What is a pardon?
A pardon is forgiveness by the governor for a crime previously committed. A pardon is different from expungement, where the record is completely removed as if it never occurred. A pardon restores legal rights associated with a conviction; for example, a previously convicted felon can have their gun rights restored upon the issuance of a pardon. A pardoned conviction remains on an individual’s record and remains on CCAP (unless otherwise requested), with the noted caveat that this conviction/individual has been granted a pardon by the governor. Pardon eligibility differs by state.
History of pardons in Wisconsin
From 1977 through 2014 986 individuals have been pardoned according to the Office of the Secretary of State. Governor Scott Walker did not review nor grant any pardons during his 8-year term despite the thousands of applications his office had received. Since Governor Tony Evers took office in 2019, he has issued 263 pardons, which puts him on track to pardon more individuals during his first term than ANY governor in recent U.S. history. Governor Evers supports the pardon process, as evident by his continuing orders to expand the process and issue pardons to deserving individuals.
Most importantly, is finding out if you may be eligible for a pardon. As of September 2021, Governor Evers yet again expanded eligibility requirements. So long as you meet the following requirements, you are eligible to apply for a pardon.
- You are seeking a pardon for a Wisconsin Felony Conviction.
- It has been at least five years since you finished any criminal sentence.
- You do not have any pending criminal cases or charges in any jurisdiction.
- You are not currently required to register as a sex offender.
Prior to the recent executive order on pardons by Governor Evers, individuals with ANY subsequent criminal convictions, including criminal traffic convictions, were ineligible. Now the eligibility has been expanded to allow those individuals to apply for relief so long as there are no pending charges and it has been five years since that individual has completed that subsequent sentence(s). Individuals who had previously applied and were denied on these grounds are now eligible to reapply.
If you are eligible for a pardon, you will also need to show a documented need. Examples of considerations of a documented need are: an employment, educational or job training need. Additional considerations are: your age, seriousness of your conviction(s), extent of your need, your entire criminal record, your personal development since your crimes were committed, any community or civic contributions, and any other relevant considerations.
The full pardon process in Wisconsin
The information below is taken directly from the Governor’s website on pardons: https://evers.wi.gov/Pages/pardon-information.aspx
- If an applicant is eligible and their application is complete, their application is placed in line to be considered by the Pardon Advisory Board. During this time, applications receive a second, more thorough review.
- Most applicants will be scheduled for a hearing in front of the Board. This typically has taken about 13-14 months from the date the application is received. Applicants will be notified about a month in advance that they have been scheduled for a hearing and will be provided with the logistical details. Hearings are open to the public and may be held virtually or in-person. Applicants must be present for their hearing and may appear for virtual hearings by video or telephone. Each applicant will appear before the Board for approximately 15 minutes. Board members may ask the applicant questions about the offense, how their sentence went, what they have done since the completion of their sentence, and why they think they should receive a pardon, as well as for further information about anything revealed in background checks or disclosed on the application.

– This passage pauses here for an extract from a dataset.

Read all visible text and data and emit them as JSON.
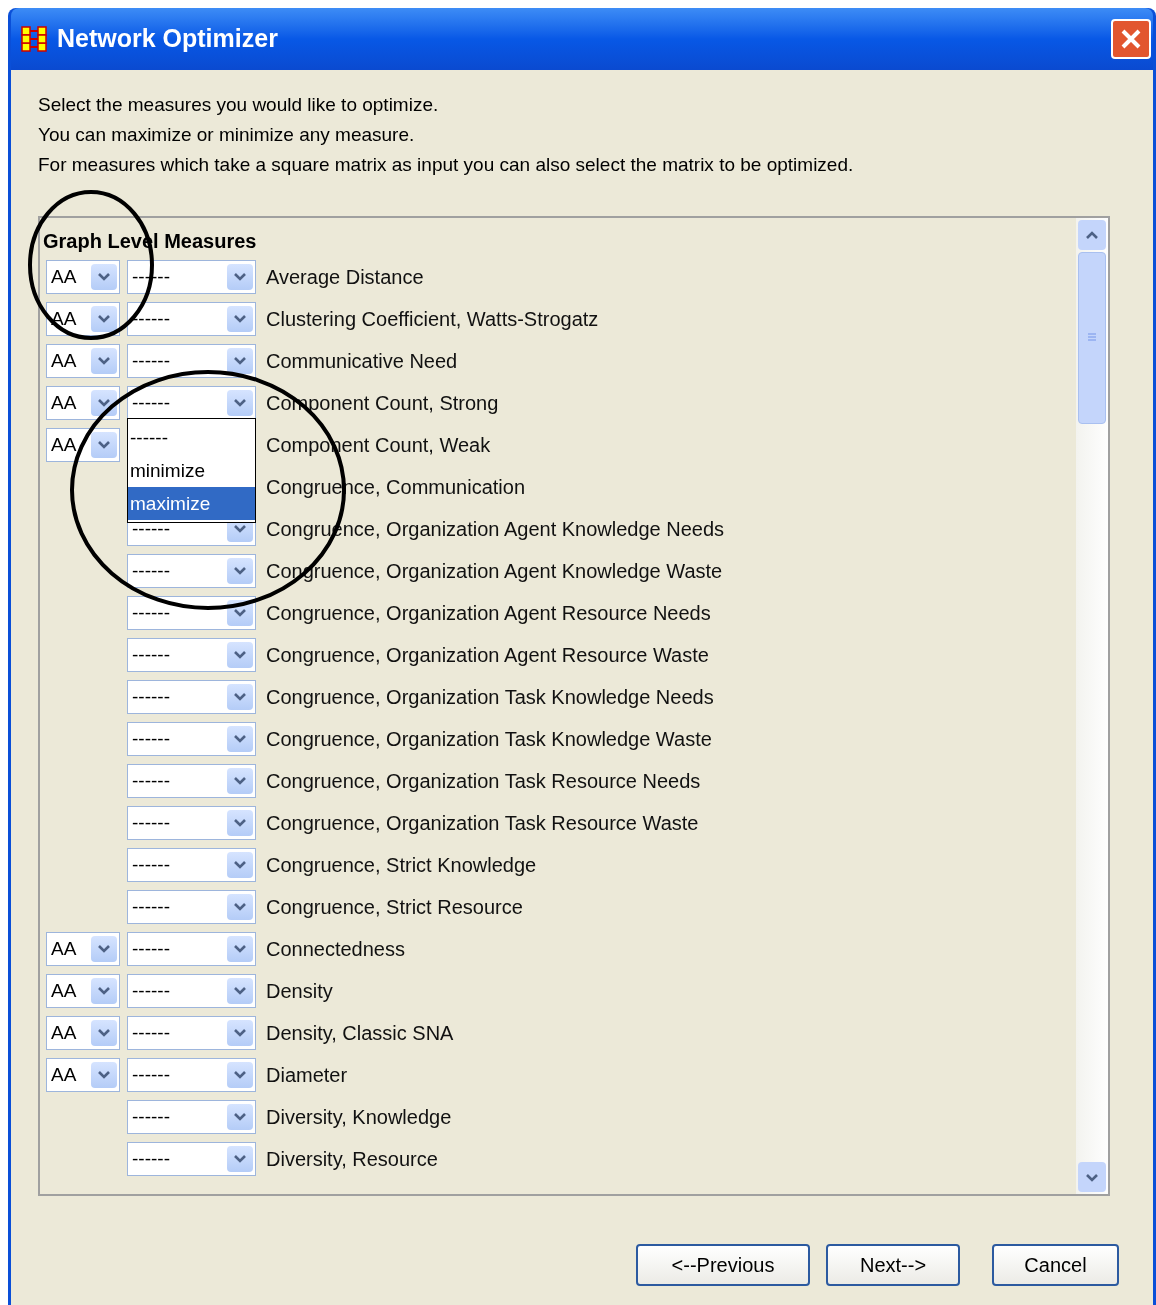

- After a hearing, the Board will vote either to recommend an applicant for pardon or not. If the applicant is recommended by a majority of the Board members present, the Governor then reviews that application and makes the final decision on whether to grant a pardon or not. If an applicant does not receive a majority vote of the Board, then that application is not forwarded to the Governor for consideration, and the applicant is denied. Applicants are notified of the final decision on their application about a month after their hearing.
- Select applications for older, low-level felony offenses may be placed on an expedited review track. These applications undergo the same thorough review process but are not scheduled for a hearing. Instead, upon the recommendation for pardon by the Chair of the Board, these applications are sent directly to the Governor for consideration. If the Chair does not recommend a pardon, the applicant is scheduled for a hearing and their application will proceed through the standard review process. Expedited applicants will be notified of the final decision.
Petit & Dommershausen, SC, can assist with pardon application preparation, call us today at 920-739-9900 for your free phone consultation. A blog post prepared by Attorneys Britteny Koenig & Dylan Gehrtz.